The task:
Each record below should be given again exactly as it reads.
•••
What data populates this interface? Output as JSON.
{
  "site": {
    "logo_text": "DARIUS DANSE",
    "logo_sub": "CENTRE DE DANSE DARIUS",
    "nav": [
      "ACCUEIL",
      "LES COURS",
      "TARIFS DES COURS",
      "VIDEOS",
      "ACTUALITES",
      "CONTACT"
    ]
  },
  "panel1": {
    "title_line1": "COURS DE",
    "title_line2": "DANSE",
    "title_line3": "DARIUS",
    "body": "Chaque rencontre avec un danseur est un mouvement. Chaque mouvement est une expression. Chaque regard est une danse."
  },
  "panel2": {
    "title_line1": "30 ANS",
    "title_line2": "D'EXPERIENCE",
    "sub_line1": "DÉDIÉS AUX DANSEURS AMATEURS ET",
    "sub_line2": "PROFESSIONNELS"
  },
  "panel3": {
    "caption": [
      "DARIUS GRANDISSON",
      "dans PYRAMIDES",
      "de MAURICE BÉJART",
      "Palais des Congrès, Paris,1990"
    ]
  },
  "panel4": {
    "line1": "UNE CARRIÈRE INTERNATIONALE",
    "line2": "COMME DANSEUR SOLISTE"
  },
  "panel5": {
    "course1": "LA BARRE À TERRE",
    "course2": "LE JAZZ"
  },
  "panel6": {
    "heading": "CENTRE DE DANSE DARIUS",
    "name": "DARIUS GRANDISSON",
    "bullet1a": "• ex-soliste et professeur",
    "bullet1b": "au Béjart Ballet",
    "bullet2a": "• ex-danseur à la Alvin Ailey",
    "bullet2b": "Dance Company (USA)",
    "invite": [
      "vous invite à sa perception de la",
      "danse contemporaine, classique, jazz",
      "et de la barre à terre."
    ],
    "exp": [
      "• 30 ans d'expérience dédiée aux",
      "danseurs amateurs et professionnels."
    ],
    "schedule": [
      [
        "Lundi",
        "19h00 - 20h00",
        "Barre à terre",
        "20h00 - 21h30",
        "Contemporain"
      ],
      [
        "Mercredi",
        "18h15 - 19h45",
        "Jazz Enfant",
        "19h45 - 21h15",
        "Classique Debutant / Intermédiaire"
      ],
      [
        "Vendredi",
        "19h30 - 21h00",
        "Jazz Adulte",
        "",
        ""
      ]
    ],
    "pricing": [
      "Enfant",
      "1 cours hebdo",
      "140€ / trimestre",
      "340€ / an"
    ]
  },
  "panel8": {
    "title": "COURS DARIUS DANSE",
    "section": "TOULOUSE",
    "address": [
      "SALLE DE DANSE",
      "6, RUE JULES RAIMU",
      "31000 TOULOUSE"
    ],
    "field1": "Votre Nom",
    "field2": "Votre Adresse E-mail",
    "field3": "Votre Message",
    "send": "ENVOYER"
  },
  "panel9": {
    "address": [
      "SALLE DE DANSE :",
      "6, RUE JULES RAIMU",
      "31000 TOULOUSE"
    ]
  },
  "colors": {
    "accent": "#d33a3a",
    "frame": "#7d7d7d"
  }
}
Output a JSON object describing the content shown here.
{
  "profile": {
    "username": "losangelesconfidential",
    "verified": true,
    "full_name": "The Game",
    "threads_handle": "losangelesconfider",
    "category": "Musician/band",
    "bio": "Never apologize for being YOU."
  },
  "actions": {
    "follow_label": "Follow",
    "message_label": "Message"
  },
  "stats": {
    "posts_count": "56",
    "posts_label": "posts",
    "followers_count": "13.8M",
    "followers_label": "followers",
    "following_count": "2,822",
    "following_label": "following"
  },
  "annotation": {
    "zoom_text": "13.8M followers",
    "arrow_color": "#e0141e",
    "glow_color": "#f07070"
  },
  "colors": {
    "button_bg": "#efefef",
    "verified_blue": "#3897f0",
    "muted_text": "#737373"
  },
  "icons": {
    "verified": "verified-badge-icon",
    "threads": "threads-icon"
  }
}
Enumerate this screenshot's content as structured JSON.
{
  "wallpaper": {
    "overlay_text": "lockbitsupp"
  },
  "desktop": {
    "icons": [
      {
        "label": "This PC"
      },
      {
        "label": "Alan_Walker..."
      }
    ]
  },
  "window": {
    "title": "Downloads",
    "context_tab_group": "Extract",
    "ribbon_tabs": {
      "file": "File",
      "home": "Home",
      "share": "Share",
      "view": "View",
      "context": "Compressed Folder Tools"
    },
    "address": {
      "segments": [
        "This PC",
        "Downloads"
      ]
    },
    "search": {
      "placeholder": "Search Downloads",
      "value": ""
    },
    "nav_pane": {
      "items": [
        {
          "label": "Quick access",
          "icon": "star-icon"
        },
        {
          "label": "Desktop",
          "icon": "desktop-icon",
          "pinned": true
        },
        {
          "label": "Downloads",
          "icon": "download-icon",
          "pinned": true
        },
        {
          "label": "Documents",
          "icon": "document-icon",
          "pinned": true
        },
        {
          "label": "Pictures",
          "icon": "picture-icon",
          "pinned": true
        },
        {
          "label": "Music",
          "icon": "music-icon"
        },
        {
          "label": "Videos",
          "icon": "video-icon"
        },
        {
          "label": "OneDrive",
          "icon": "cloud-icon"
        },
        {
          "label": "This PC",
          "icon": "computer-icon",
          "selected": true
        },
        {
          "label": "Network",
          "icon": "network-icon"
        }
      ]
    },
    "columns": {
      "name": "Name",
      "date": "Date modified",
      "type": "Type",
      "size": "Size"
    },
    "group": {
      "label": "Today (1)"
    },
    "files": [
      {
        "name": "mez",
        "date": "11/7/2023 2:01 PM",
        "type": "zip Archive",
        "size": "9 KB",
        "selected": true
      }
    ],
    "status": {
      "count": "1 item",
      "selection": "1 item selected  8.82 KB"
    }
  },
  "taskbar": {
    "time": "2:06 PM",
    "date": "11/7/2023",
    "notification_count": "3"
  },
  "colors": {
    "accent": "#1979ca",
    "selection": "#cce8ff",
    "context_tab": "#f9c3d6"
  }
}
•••
Finished exercise:
What data populates this interface? Output as JSON.
{
  "site": {
    "logo_text": "DARIUS DANSE",
    "logo_sub": "CENTRE DE DANSE DARIUS",
    "nav": [
      "ACCUEIL",
      "LES COURS",
      "TARIFS DES COURS",
      "VIDEOS",
      "ACTUALITES",
      "CONTACT"
    ]
  },
  "panel1": {
    "title_line1": "COURS DE",
    "title_line2": "DANSE",
    "title_line3": "DARIUS",
    "body": "Chaque rencontre avec un danseur est un mouvement. Chaque mouvement est une expression. Chaque regard est une danse."
  },
  "panel2": {
    "title_line1": "30 ANS",
    "title_line2": "D'EXPERIENCE",
    "sub_line1": "DÉDIÉS AUX DANSEURS AMATEURS ET",
    "sub_line2": "PROFESSIONNELS"
  },
  "panel3": {
    "caption": [
      "DARIUS GRANDISSON",
      "dans PYRAMIDES",
      "de MAURICE BÉJART",
      "Palais des Congrès, Paris,1990"
    ]
  },
  "panel4": {
    "line1": "UNE CARRIÈRE INTERNATIONALE",
    "line2": "COMME DANSEUR SOLISTE"
  },
  "panel5": {
    "course1": "LA BARRE À TERRE",
    "course2": "LE JAZZ"
  },
  "panel6": {
    "heading": "CENTRE DE DANSE DARIUS",
    "name": "DARIUS GRANDISSON",
    "bullet1a": "• ex-soliste et professeur",
    "bullet1b": "au Béjart Ballet",
    "bullet2a": "• ex-danseur à la Alvin Ailey",
    "bullet2b": "Dance Company (USA)",
    "invite": [
      "vous invite à sa perception de la",
      "danse contemporaine, classique, jazz",
      "et de la barre à terre."
    ],
    "exp": [
      "• 30 ans d'expérience dédiée aux",
      "danseurs amateurs et professionnels."
    ],
    "schedule": [
      [
        "Lundi",
        "19h00 - 20h00",
        "Barre à terre",
        "20h00 - 21h30",
        "Contemporain"
      ],
      [
        "Mercredi",
        "18h15 - 19h45",
        "Jazz Enfant",
        "19h45 - 21h15",
        "Classique Debutant / Intermédiaire"
      ],
      [
        "Vendredi",
        "19h30 - 21h00",
        "Jazz Adulte",
        "",
        ""
      ]
    ],
    "pricing": [
      "Enfant",
      "1 cours hebdo",
      "140€ / trimestre",
      "340€ / an"
    ]
  },
  "panel8": {
    "title": "COURS DARIUS DANSE",
    "section": "TOULOUSE",
    "address": [
      "SALLE DE DANSE",
      "6, RUE JULES RAIMU",
      "31000 TOULOUSE"
    ],
    "field1": "Votre Nom",
    "field2": "Votre Adresse E-mail",
    "field3": "Votre Message",
    "send": "ENVOYER"
  },
  "panel9": {
    "address": [
      "SALLE DE DANSE :",
      "6, RUE JULES RAIMU",
      "31000 TOULOUSE"
    ]
  },
  "colors": {
    "accent": "#d33a3a",
    "frame": "#7d7d7d"
  }
}
Output a JSON object describing the content shown here.
{
  "profile": {
    "username": "losangelesconfidential",
    "verified": true,
    "full_name": "The Game",
    "threads_handle": "losangelesconfider",
    "category": "Musician/band",
    "bio": "Never apologize for being YOU."
  },
  "actions": {
    "follow_label": "Follow",
    "message_label": "Message"
  },
  "stats": {
    "posts_count": "56",
    "posts_label": "posts",
    "followers_count": "13.8M",
    "followers_label": "followers",
    "following_count": "2,822",
    "following_label": "following"
  },
  "annotation": {
    "zoom_text": "13.8M followers",
    "arrow_color": "#e0141e",
    "glow_color": "#f07070"
  },
  "colors": {
    "button_bg": "#efefef",
    "verified_blue": "#3897f0",
    "muted_text": "#737373"
  },
  "icons": {
    "verified": "verified-badge-icon",
    "threads": "threads-icon"
  }
}
Enumerate this screenshot's content as structured JSON.
{
  "wallpaper": {
    "overlay_text": "lockbitsupp"
  },
  "desktop": {
    "icons": [
      {
        "label": "This PC"
      },
      {
        "label": "Alan_Walker..."
      }
    ]
  },
  "window": {
    "title": "Downloads",
    "context_tab_group": "Extract",
    "ribbon_tabs": {
      "file": "File",
      "home": "Home",
      "share": "Share",
      "view": "View",
      "context": "Compressed Folder Tools"
    },
    "address": {
      "segments": [
        "This PC",
        "Downloads"
      ]
    },
    "search": {
      "placeholder": "Search Downloads",
      "value": ""
    },
    "nav_pane": {
      "items": [
        {
          "label": "Quick access",
          "icon": "star-icon"
        },
        {
          "label": "Desktop",
          "icon": "desktop-icon",
          "pinned": true
        },
        {
          "label": "Downloads",
          "icon": "download-icon",
          "pinned": true
        },
        {
          "label": "Documents",
          "icon": "document-icon",
          "pinned": true
        },
        {
          "label": "Pictures",
          "icon": "picture-icon",
          "pinned": true
        },
        {
          "label": "Music",
          "icon": "music-icon"
        },
        {
          "label": "Videos",
          "icon": "video-icon"
        },
        {
          "label": "OneDrive",
          "icon": "cloud-icon"
        },
        {
          "label": "This PC",
          "icon": "computer-icon",
          "selected": true
        },
        {
          "label": "Network",
          "icon": "network-icon"
        }
      ]
    },
    "columns": {
      "name": "Name",
      "date": "Date modified",
      "type": "Type",
      "size": "Size"
    },
    "group": {
      "label": "Today (1)"
    },
    "files": [
      {
        "name": "mez",
        "date": "11/7/2023 2:01 PM",
        "type": "zip Archive",
        "size": "9 KB",
        "selected": true
      }
    ],
    "status": {
      "count": "1 item",
      "selection": "1 item selected  8.82 KB"
    }
  },
  "taskbar": {
    "time": "2:06 PM",
    "date": "11/7/2023",
    "notification_count": "3"
  },
  "colors": {
    "accent": "#1979ca",
    "selection": "#cce8ff",
    "context_tab": "#f9c3d6"
  }
}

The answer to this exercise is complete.